[Web page and app entries]
###

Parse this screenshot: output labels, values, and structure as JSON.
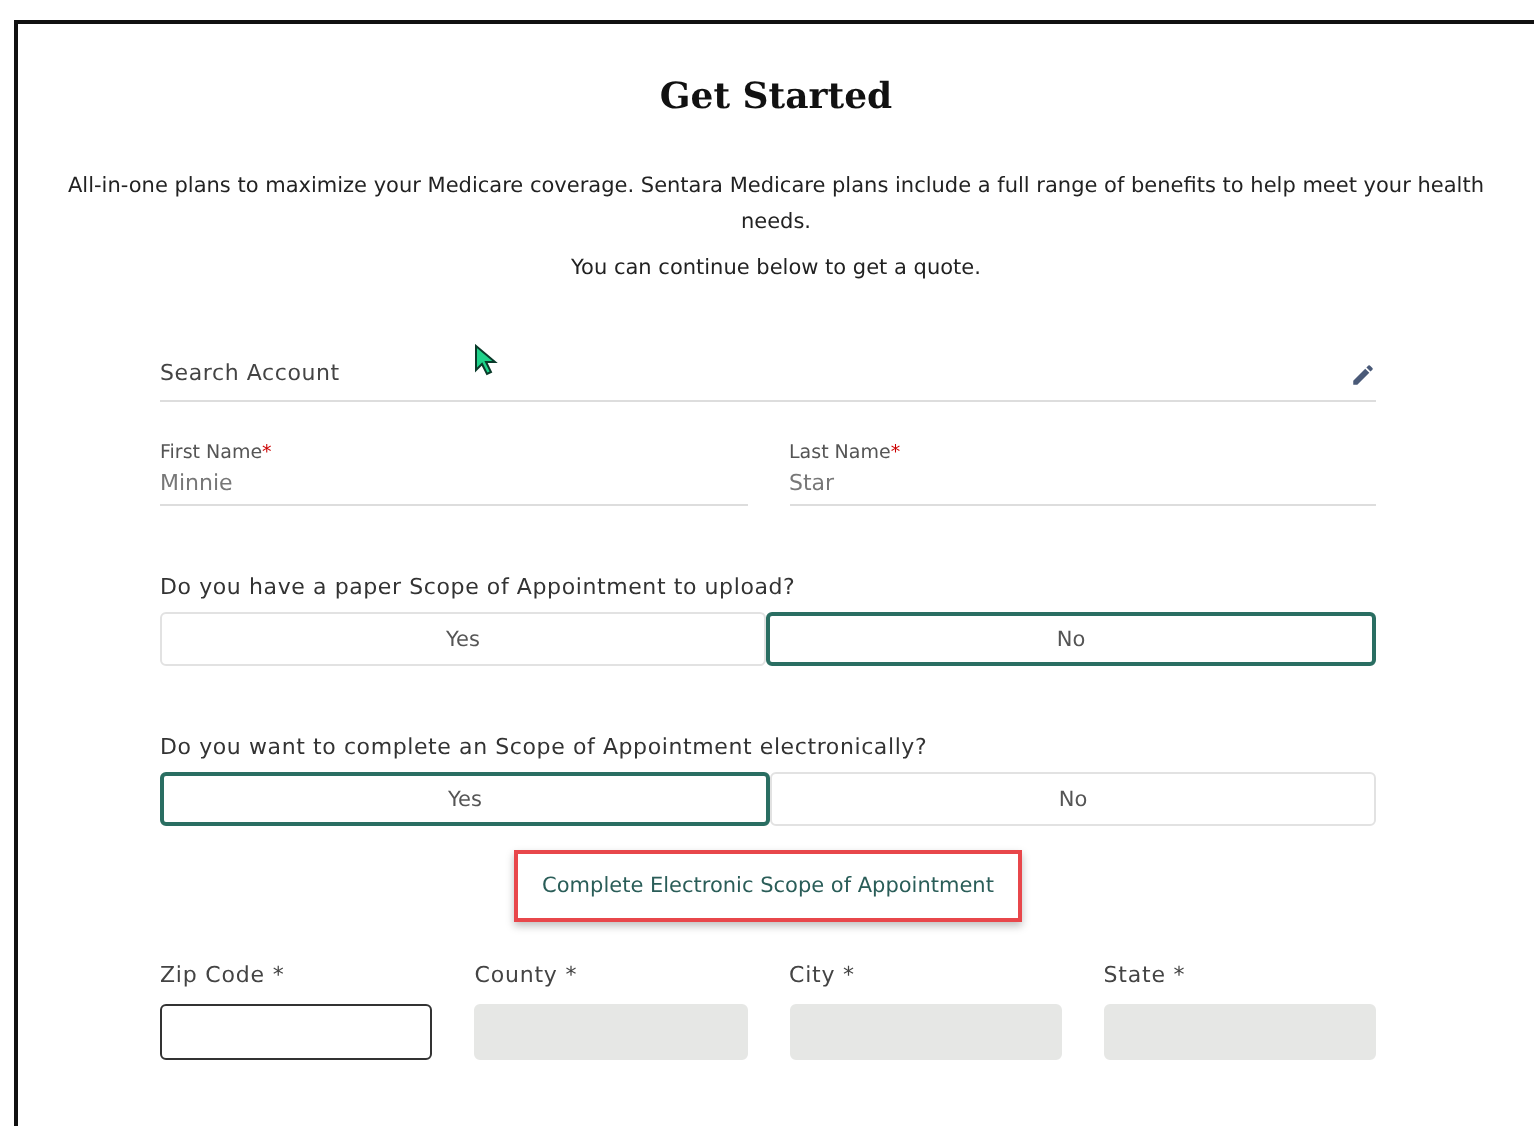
{
  "title": "Get Started",
  "intro": [
    "All-in-one plans to maximize your Medicare coverage. Sentara Medicare plans include a full range of benefits to help meet your health needs.",
    "You can continue below to get a quote."
  ],
  "search_account": {
    "placeholder": "Search Account"
  },
  "name_fields": [
    {
      "label": "First Name",
      "mark": "*",
      "value": "Minnie"
    },
    {
      "label": "Last Name",
      "mark": "*",
      "value": "Star"
    }
  ],
  "questions": [
    {
      "label": "Do you have a paper Scope of Appointment to upload?",
      "options": [
        {
          "label": "Yes",
          "selected": false
        },
        {
          "label": "No",
          "selected": true
        }
      ]
    },
    {
      "label": "Do you want to complete an Scope of Appointment electronically?",
      "options": [
        {
          "label": "Yes",
          "selected": true
        },
        {
          "label": "No",
          "selected": false
        }
      ]
    }
  ],
  "link": {
    "label": "Complete Electronic Scope of Appointment",
    "highlighted": true
  },
  "address_fields": [
    {
      "label": "Zip Code *",
      "disabled": false
    },
    {
      "label": "County *",
      "disabled": true
    },
    {
      "label": "City *",
      "disabled": true
    },
    {
      "label": "State *",
      "disabled": true
    }
  ]
}
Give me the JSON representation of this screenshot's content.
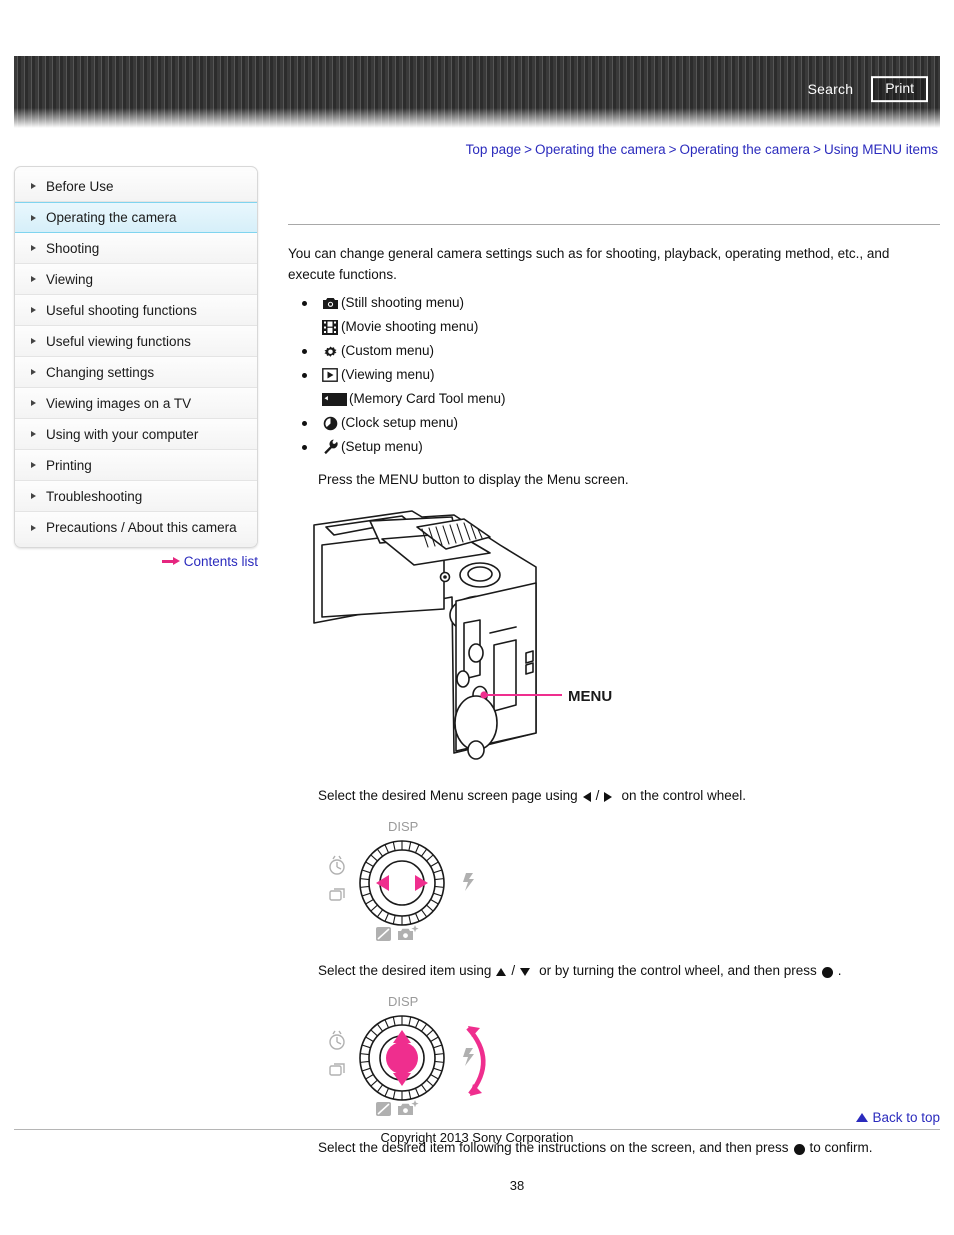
{
  "header": {
    "search_label": "Search",
    "print_label": "Print"
  },
  "breadcrumb": {
    "separator": ">",
    "items": [
      {
        "label": "Top page"
      },
      {
        "label": "Operating the camera"
      },
      {
        "label": "Operating the camera"
      },
      {
        "label": "Using MENU items"
      }
    ]
  },
  "sidebar": {
    "items": [
      {
        "label": "Before Use",
        "active": false
      },
      {
        "label": "Operating the camera",
        "active": true
      },
      {
        "label": "Shooting",
        "active": false
      },
      {
        "label": "Viewing",
        "active": false
      },
      {
        "label": "Useful shooting functions",
        "active": false
      },
      {
        "label": "Useful viewing functions",
        "active": false
      },
      {
        "label": "Changing settings",
        "active": false
      },
      {
        "label": "Viewing images on a TV",
        "active": false
      },
      {
        "label": "Using with your computer",
        "active": false
      },
      {
        "label": "Printing",
        "active": false
      },
      {
        "label": "Troubleshooting",
        "active": false
      },
      {
        "label": "Precautions / About this camera",
        "active": false
      }
    ],
    "contents_list_label": "Contents list"
  },
  "main": {
    "intro": "You can change general camera settings such as for shooting, playback, operating method, etc., and execute functions.",
    "menu_items": [
      {
        "icon": "still-camera-icon",
        "label": "(Still shooting menu)"
      },
      {
        "icon": "movie-film-icon",
        "label": "(Movie shooting menu)"
      },
      {
        "icon": "gear-icon",
        "label": "(Custom menu)"
      },
      {
        "icon": "play-triangle-icon",
        "label": "(Viewing menu)"
      },
      {
        "icon": "memory-card-icon",
        "label": "(Memory Card Tool menu)"
      },
      {
        "icon": "clock-icon",
        "label": "(Clock setup menu)"
      },
      {
        "icon": "wrench-icon",
        "label": "(Setup menu)"
      }
    ],
    "step1": "Press the MENU button to display the Menu screen.",
    "step2": {
      "before": "Select the desired Menu screen page using",
      "between": "/",
      "after": "on the control wheel."
    },
    "step3": {
      "before": "Select the desired item using",
      "between": "/",
      "middle": "or by turning the control wheel, and then press",
      "after": "."
    },
    "step4": {
      "before": "Select the desired item following the instructions on the screen, and then press",
      "after": "to confirm."
    },
    "camera_callout_label": "MENU",
    "wheel_labels": {
      "top": "DISP",
      "left_upper": "self-timer-icon",
      "left_lower": "burst-drive-icon",
      "right": "flash-icon",
      "bottom_left": "exposure-compensation-icon",
      "bottom_right": "photo-creativity-icon"
    }
  },
  "footer": {
    "back_to_top_label": "Back to top",
    "copyright": "Copyright 2013 Sony Corporation",
    "page_number": "38"
  },
  "colors": {
    "link": "#2b2bbd",
    "accent_pink": "#ef2e8e",
    "highlight_bg": "#d6eff9",
    "highlight_border": "#7fd4ef"
  }
}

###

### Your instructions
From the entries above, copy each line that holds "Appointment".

### Exercise solution
      "label": "Do you have a paper Scope of Appointment to upload?",
      "label": "Do you want to complete an Scope of Appointment electronically?",
    "label": "Complete Electronic Scope of Appointment",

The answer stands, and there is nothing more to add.